**** Dataset content ****
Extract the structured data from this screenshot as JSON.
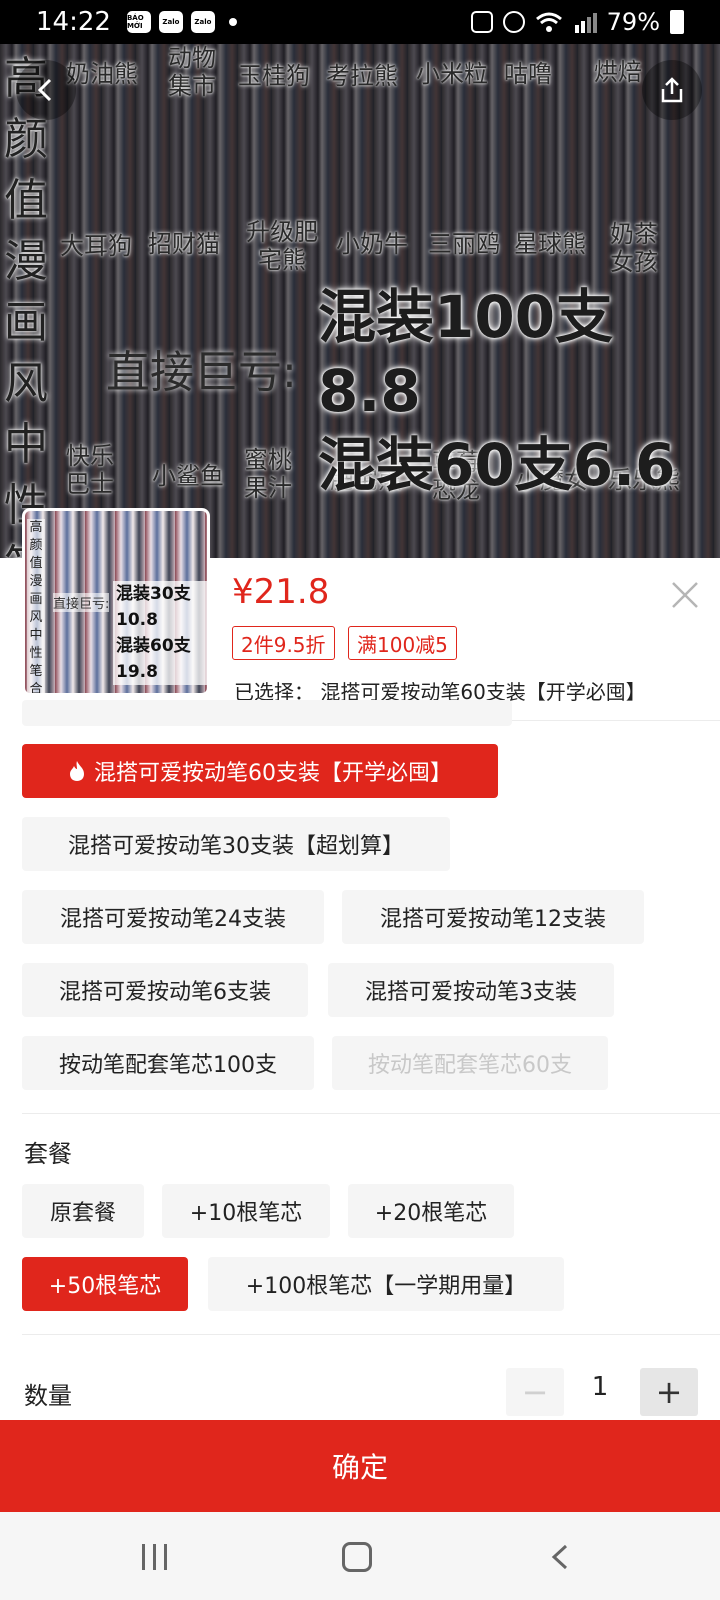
{
  "status_bar": {
    "time": "14:22",
    "apps": [
      "BÁO MỚI",
      "Zalo",
      "Zalo"
    ],
    "battery": "79%"
  },
  "hero": {
    "vertical_title": [
      "高",
      "颜",
      "值",
      "漫",
      "画",
      "风",
      "中",
      "性",
      "笔"
    ],
    "labels": [
      "奶油熊",
      "动物集市",
      "玉桂狗",
      "考拉熊",
      "小米粒",
      "咕噜",
      "烘焙",
      "大耳狗",
      "招财猫",
      "升级肥宅熊",
      "小奶牛",
      "三丽鸥",
      "星球熊",
      "奶茶女孩",
      "快乐巴士",
      "小鲨鱼",
      "蜜桃果汁",
      "肥宅熊",
      "草莓恐龙",
      "小魔女",
      "乐乐熊"
    ],
    "direct": "直接巨亏:",
    "big_line1": "混装100支8.8",
    "big_line2": "混装60支6.6"
  },
  "thumb": {
    "t1": "高颜值漫画风中性笔合集",
    "t2a": "混装30支10.8",
    "t2b": "混装60支19.8",
    "t3": "直接巨亏:"
  },
  "product": {
    "price": "¥21.8",
    "promo1": "2件9.5折",
    "promo2": "满100减5",
    "selected": "已选择：  混搭可爱按动笔60支装【开学必囤】"
  },
  "options": {
    "items": [
      "混搭可爱按动笔60支装【开学必囤】",
      "混搭可爱按动笔30支装【超划算】",
      "混搭可爱按动笔24支装",
      "混搭可爱按动笔12支装",
      "混搭可爱按动笔6支装",
      "混搭可爱按动笔3支装",
      "按动笔配套笔芯100支",
      "按动笔配套笔芯60支"
    ]
  },
  "package": {
    "title": "套餐",
    "items": [
      "原套餐",
      "+10根笔芯",
      "+20根笔芯",
      "+50根笔芯",
      "+100根笔芯【一学期用量】"
    ]
  },
  "quantity": {
    "label": "数量",
    "value": "1",
    "minus": "−",
    "plus": "+"
  },
  "confirm": "确定",
  "colors": {
    "accent": "#e0261c"
  },
  "icons": {
    "back": "chevron-left-icon",
    "share": "share-icon",
    "close": "close-icon",
    "hot": "flame-icon"
  }
}
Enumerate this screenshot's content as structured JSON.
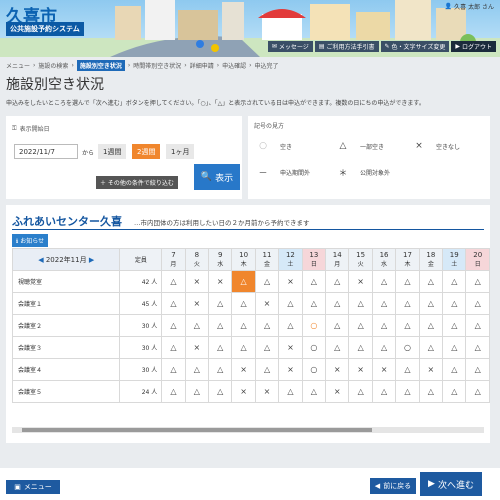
{
  "header": {
    "logo_title": "久喜市",
    "logo_subtitle": "公共施設予約システム",
    "user_name": "久喜 太郎 さん",
    "buttons": [
      "メッセージ",
      "ご利用方法手引書",
      "色・文字サイズ変更",
      "ログアウト"
    ]
  },
  "breadcrumb": [
    "メニュー",
    "施設の検索",
    "施設別空き状況",
    "時間帯別空き状況",
    "詳細申請",
    "申込確認",
    "申込完了"
  ],
  "page": {
    "title": "施設別空き状況",
    "description": "申込みをしたいところを選んで「次へ進む」ボタンを押してください。「○」、「△」と表示されている日は申込ができます。複数の日にちの申込ができます。"
  },
  "search": {
    "start_label": "表示開始日",
    "date_value": "2022/11/7",
    "kara": "から",
    "periods": [
      "1週間",
      "2週間",
      "1ヶ月"
    ],
    "selected_period": 1,
    "more_button": "その他の条件で絞り込む",
    "show_button": "表示"
  },
  "legend": {
    "title": "記号の見方",
    "items": [
      {
        "sym": "○",
        "label": "空き"
      },
      {
        "sym": "△",
        "label": "一部空き"
      },
      {
        "sym": "×",
        "label": "空きなし"
      },
      {
        "sym": "－",
        "label": "申込期間外"
      },
      {
        "sym": "＊",
        "label": "公開対象外"
      }
    ]
  },
  "facility": {
    "name": "ふれあいセンター久喜",
    "note": "…市内団体の方は利用したい日の２か月前から予約できます",
    "info_button": "お知らせ",
    "month": "2022年11月",
    "capacity_header": "定員",
    "days": [
      {
        "d": "7",
        "w": "月",
        "t": ""
      },
      {
        "d": "8",
        "w": "火",
        "t": ""
      },
      {
        "d": "9",
        "w": "水",
        "t": ""
      },
      {
        "d": "10",
        "w": "木",
        "t": ""
      },
      {
        "d": "11",
        "w": "金",
        "t": ""
      },
      {
        "d": "12",
        "w": "土",
        "t": "sat"
      },
      {
        "d": "13",
        "w": "日",
        "t": "sun"
      },
      {
        "d": "14",
        "w": "月",
        "t": ""
      },
      {
        "d": "15",
        "w": "火",
        "t": ""
      },
      {
        "d": "16",
        "w": "水",
        "t": ""
      },
      {
        "d": "17",
        "w": "木",
        "t": ""
      },
      {
        "d": "18",
        "w": "金",
        "t": ""
      },
      {
        "d": "19",
        "w": "土",
        "t": "sat"
      },
      {
        "d": "20",
        "w": "日",
        "t": "sun"
      }
    ],
    "rooms": [
      {
        "name": "視聴覚室",
        "cap": "42 人",
        "cells": [
          "△",
          "×",
          "×",
          "△",
          "△",
          "×",
          "△",
          "△",
          "×",
          "△",
          "△",
          "△",
          "△",
          "△"
        ],
        "sel": [
          3
        ],
        "ring": []
      },
      {
        "name": "会議室１",
        "cap": "45 人",
        "cells": [
          "△",
          "×",
          "△",
          "△",
          "×",
          "△",
          "△",
          "△",
          "△",
          "△",
          "△",
          "△",
          "△",
          "△"
        ],
        "sel": [],
        "ring": []
      },
      {
        "name": "会議室２",
        "cap": "30 人",
        "cells": [
          "△",
          "△",
          "△",
          "△",
          "△",
          "△",
          "○",
          "△",
          "△",
          "△",
          "△",
          "△",
          "△",
          "△"
        ],
        "sel": [],
        "ring": [
          6
        ]
      },
      {
        "name": "会議室３",
        "cap": "30 人",
        "cells": [
          "△",
          "×",
          "△",
          "△",
          "△",
          "×",
          "○",
          "△",
          "△",
          "△",
          "○",
          "△",
          "△",
          "△"
        ],
        "sel": [],
        "ring": []
      },
      {
        "name": "会議室４",
        "cap": "30 人",
        "cells": [
          "△",
          "△",
          "△",
          "×",
          "△",
          "×",
          "○",
          "×",
          "×",
          "×",
          "△",
          "×",
          "△",
          "△"
        ],
        "sel": [],
        "ring": []
      },
      {
        "name": "会議室５",
        "cap": "24 人",
        "cells": [
          "△",
          "△",
          "△",
          "×",
          "×",
          "△",
          "△",
          "×",
          "△",
          "△",
          "△",
          "△",
          "△",
          "△"
        ],
        "sel": [],
        "ring": []
      }
    ]
  },
  "footer": {
    "menu": "メニュー",
    "back": "前に戻る",
    "next": "次へ進む"
  }
}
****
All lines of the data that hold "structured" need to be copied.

- _Answer for this exercise_:
Extract the structured data from this screenshot as JSON.
Enumerate this screenshot's content as structured JSON.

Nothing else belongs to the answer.